Whether your candidate won or lost yesterday, we have the opportunity to put this kind of politicking in the rear view mirror—and we should take it. This election cycle is a call to action: we must restore the integrity of the institutions upon which our democracy relies.  The word “integrity” cannot be used to describe anything that happened during this election cycle. Neither our candidates nor our political parties nor our media has been acting with integrity. Each said and did whatever they believed would maximize their chance of winning either the Oval Office or ratings.  No matter who you supported, the American people lost.

After every election, there are always those who feel the republic is on the road to hell.  If we really are on that road, our only off ramp is the restoration of the integrity of our institutions.  Wide spread disaffection, disillusionment and disgust of the establishment across the political spectrum has brought us to this place.  Trust has been replaced by fear and loathing but this is fixable. “We” are our institutions (at least until the robot overlords take over). As long as “we the people” get up and go to work each day for politicians and parties, for newspapers, television networks and internet media sources; as long as we reward with our attention media outlets or with our votes politicians, then we have a direct say in what these institutions mirror back to us.  If we don’t like what we see reflected, then we need to choose to care enough to demand better through our actions and not just our complaints.  Each of us has a role to play and all of our roles matter.  Too many of us haven’t been playing our parts.  We have ceded our individual authority.

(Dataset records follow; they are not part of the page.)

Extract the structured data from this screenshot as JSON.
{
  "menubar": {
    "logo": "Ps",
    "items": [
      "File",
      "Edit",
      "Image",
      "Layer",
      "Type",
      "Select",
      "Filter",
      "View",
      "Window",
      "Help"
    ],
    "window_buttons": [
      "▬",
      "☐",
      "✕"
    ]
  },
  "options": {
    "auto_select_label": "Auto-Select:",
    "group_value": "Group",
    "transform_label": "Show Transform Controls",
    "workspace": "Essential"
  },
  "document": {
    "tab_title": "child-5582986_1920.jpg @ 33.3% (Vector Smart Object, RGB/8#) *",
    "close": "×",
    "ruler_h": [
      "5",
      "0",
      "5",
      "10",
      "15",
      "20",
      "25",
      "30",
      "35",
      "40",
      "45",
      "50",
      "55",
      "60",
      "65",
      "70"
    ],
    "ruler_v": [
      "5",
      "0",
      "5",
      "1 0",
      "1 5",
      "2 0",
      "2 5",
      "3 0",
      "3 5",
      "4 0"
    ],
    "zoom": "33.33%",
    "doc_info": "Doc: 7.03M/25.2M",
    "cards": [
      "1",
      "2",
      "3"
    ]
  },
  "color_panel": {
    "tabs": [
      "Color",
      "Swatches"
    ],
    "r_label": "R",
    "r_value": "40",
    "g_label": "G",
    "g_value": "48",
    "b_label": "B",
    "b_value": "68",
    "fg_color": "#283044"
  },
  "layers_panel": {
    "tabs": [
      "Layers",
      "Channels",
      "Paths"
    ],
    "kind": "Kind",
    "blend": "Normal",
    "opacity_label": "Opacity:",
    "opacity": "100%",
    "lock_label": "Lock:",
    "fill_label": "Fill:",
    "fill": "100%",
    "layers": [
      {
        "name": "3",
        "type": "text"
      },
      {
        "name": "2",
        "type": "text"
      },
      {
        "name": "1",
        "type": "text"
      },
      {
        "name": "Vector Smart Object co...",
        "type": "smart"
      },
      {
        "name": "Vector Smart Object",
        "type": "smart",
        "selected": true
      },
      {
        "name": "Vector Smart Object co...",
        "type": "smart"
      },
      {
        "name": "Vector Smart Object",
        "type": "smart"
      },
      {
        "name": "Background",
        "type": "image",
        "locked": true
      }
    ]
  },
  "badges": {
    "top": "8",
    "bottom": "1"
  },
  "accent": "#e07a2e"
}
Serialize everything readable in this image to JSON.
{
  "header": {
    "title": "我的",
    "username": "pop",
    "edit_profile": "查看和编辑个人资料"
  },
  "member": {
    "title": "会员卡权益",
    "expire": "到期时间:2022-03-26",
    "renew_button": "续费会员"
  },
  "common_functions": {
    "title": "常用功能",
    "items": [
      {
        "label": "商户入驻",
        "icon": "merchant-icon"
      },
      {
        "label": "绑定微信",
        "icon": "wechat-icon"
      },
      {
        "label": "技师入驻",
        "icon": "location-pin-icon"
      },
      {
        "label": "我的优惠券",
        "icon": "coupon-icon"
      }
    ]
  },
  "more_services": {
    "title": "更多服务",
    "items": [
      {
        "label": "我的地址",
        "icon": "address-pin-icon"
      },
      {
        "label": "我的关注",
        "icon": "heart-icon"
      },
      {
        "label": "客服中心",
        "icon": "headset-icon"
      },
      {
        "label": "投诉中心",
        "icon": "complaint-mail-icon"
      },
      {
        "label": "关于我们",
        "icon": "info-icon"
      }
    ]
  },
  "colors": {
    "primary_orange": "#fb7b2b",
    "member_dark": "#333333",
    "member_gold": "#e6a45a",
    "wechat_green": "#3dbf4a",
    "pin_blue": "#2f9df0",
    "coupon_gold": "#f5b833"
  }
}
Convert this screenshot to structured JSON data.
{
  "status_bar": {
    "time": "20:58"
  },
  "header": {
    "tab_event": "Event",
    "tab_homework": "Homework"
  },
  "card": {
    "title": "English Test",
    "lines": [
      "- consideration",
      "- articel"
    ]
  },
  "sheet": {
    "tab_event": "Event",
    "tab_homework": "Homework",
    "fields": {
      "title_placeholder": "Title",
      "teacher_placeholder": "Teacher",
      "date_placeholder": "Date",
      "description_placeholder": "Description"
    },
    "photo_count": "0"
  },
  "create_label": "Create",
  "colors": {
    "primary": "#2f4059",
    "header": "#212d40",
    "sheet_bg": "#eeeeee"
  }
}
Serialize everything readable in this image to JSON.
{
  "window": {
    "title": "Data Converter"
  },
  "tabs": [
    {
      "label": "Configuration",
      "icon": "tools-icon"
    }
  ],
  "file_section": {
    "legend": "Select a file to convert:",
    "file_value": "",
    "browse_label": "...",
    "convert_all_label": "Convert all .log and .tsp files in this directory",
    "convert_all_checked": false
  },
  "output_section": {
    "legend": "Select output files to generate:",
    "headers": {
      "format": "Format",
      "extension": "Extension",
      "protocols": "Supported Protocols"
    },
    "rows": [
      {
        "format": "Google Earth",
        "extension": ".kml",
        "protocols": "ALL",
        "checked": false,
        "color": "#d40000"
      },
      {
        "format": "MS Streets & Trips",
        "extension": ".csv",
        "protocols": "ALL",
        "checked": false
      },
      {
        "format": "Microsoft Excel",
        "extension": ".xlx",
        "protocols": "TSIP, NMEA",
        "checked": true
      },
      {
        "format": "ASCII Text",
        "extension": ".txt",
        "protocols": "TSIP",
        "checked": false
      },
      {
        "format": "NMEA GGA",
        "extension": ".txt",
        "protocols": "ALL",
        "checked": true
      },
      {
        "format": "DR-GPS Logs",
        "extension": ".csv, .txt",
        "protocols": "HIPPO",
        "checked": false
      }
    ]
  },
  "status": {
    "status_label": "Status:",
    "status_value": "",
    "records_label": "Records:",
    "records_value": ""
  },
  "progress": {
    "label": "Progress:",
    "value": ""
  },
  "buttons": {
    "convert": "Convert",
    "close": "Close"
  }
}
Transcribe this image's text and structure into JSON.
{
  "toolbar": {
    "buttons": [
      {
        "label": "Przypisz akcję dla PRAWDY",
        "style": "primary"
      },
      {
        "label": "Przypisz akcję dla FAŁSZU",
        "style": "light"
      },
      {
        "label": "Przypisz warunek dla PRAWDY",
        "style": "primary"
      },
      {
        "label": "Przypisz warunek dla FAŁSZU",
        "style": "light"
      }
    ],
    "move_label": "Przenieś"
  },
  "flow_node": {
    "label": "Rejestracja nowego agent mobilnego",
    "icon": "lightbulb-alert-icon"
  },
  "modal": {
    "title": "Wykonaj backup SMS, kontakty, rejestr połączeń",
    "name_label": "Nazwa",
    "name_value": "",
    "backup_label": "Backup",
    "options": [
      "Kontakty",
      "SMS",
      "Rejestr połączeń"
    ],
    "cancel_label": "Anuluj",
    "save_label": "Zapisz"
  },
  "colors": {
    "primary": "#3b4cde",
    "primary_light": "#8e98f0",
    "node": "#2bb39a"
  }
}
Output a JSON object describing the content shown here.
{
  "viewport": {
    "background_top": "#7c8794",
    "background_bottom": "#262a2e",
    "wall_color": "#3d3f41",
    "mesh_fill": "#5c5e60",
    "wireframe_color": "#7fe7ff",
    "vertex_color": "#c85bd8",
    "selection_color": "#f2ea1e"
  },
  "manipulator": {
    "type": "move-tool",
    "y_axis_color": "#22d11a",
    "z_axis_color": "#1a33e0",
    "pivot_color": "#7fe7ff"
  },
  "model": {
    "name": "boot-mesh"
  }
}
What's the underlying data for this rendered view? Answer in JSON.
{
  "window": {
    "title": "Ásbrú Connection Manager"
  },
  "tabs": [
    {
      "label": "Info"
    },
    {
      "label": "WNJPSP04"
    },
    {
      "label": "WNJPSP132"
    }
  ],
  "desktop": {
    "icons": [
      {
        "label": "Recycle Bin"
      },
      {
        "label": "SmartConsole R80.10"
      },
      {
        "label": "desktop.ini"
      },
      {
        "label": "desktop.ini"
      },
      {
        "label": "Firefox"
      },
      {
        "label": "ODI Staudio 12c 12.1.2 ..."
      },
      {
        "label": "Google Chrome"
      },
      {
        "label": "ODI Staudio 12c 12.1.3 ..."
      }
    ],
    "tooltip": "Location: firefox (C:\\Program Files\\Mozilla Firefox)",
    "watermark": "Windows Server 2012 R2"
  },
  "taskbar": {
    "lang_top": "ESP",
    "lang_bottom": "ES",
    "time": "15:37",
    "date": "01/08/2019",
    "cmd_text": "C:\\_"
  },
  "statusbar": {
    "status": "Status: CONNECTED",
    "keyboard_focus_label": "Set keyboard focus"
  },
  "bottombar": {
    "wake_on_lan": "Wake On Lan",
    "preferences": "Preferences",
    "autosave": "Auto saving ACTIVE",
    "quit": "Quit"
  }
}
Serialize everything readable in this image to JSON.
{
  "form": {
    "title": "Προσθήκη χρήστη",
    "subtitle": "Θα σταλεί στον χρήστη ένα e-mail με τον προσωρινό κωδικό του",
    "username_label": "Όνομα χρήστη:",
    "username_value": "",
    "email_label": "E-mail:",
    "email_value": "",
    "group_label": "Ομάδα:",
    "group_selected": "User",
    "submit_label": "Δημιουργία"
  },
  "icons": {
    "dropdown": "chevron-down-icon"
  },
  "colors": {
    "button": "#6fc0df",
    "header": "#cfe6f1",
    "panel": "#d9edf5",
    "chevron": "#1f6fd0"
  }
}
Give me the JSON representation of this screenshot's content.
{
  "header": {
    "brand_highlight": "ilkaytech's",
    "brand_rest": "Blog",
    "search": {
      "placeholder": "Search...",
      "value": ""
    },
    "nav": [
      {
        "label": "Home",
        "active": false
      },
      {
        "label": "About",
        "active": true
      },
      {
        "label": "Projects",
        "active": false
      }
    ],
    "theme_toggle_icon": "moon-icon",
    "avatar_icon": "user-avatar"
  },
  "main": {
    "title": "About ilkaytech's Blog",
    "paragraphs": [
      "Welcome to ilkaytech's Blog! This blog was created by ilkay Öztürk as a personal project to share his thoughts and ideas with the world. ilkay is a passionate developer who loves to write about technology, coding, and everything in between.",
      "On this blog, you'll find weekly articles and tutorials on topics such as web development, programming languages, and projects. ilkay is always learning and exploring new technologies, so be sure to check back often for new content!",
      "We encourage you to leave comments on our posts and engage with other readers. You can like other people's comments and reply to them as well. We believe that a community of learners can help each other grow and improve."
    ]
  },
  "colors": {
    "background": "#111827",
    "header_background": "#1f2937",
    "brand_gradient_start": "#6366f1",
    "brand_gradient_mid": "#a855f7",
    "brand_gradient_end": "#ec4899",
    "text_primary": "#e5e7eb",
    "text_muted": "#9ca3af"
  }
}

You and I may be sole individuals but we are not powerless. The media can’t pump out false narratives and fill our heads with nonsense if each, individual reporter refuses to engage in that or if each, individual viewer refuses to watch it. Candidates who lack integrity can’t get elected to office if each voter makes the individual decision not to support them. Each of us only has to worry about the one person whose decisions we control: ourselves. But here is an important key: if we aren’t in the habit of acting with the highest integrity, we won’t be able to recognize integrity or the lack of it in others.  It begins with each of us, individually.

For me, this election represents an opportunity to renew my commitment to always act with the highest integrity and to search out and support those individuals and institutions who are acting with high integrity. If our republic really is on the road to hell, I don’t intend to watch and lament this from the sidelines.  I intend to play my individual role—the role that only I can play—in being a part of the solution. It is my hope today that each of you feels the empowerment and courage to play your individual role.  We matter.  Our roles, our contributions matter.

We got what we got this election cycle. Now let’s act to make sure we get better from this moment forward.